Although officials stress that they are prepared to accept defeats, the fact that the Communist Party is the only organized pressure group in factories and institutions tilts the scales heavily in its favor.
Apart from providing social services, the other major problem in Vevcani is unemployment.
"For skilled workers, it is not difficult to find a job. But we are worried about the numbers of educated young people who are leaving the village in search of employment," says the mayor.
Traditionally, it was the unskilled agricultural laborers who left the village to look for work. Many went to West Germany for a year or two, others emigrated as far away as Australia.
In some smaller villages around Vevcani, as many as two out of every three adult males left at the height of the emigration. Only women, children and old people remained behind. But with a recession in West Germany and increasing prosperity in places like Vevcani, the trend is beginning to be reversed.
Officials agree that the migrant system brought benefits as well as disadvantages for rural areas in Macedonia. While many of the able-bodied men left, they sent back much of their wages to their families. Experiencing foreign cultures also helped change their mentality.
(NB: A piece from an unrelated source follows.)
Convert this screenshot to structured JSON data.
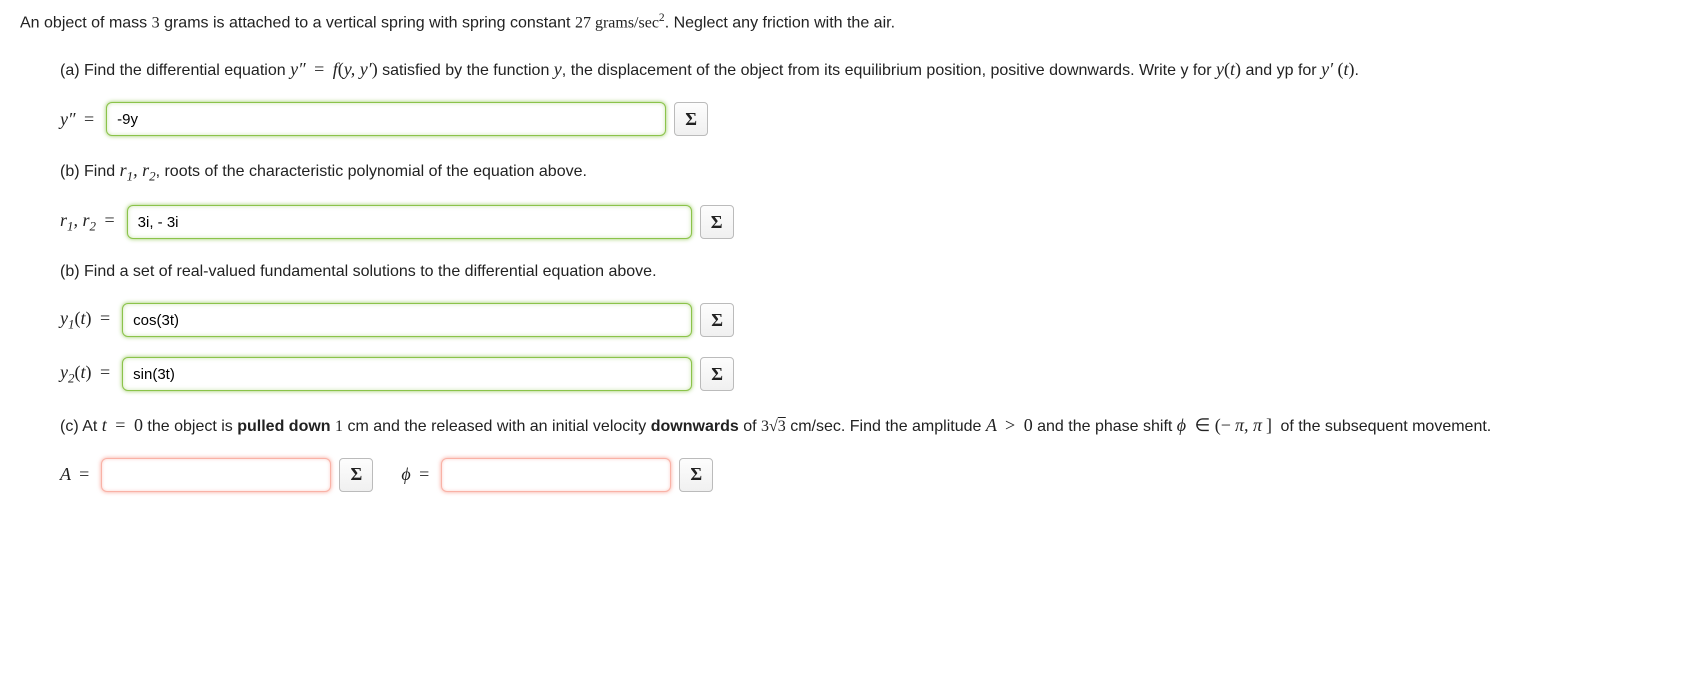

Much of the prosperity today of villages like Vevcani is based on money earned abroad. Many of the Volkswagens and Mercedes sedans incongruously parked in pot-holed country lanes were bought in West Germany.
Another phenomenon evident from a visit to Vevcani is the number of city-dwellers who still retain a link with the village. Many people who live and work in the big cities spend all their savings on building vikendicas (weekend houses) in the village their family originally came from.
The outskirts of Vevcani is littered with large unfinished brick houses, most of them surrounded by the inevitable high wall. They represent a kind of first installment on the promise of a happy retirement or an idyllic escape from the strains of city life. A little more is added to each house every year.
The villages that the city-dwellers are flocking back to are becoming more and more like the towns, rapidly losing their old traditions and becoming dominated by a common consumer culture spread by television.
An old woman in Vevcani, her face wizened with age, gives a toothy grin when visitors ask her why she still wears the heavily [WORD ILLEGIBLE] black-and-white traditional [WORD ILLEGIBLE] characteristic of this part of [WORD ILLEGIBLE]
"My mother wore it [WORD ILLEGIBLE] grandmother wore it. I'll wear it [WORD ILLEGIBLE] the day I die.
But look at those young [WORD ILLEGIBLE] over there" she adds. They just wear jeans and T-shirts like they do in there.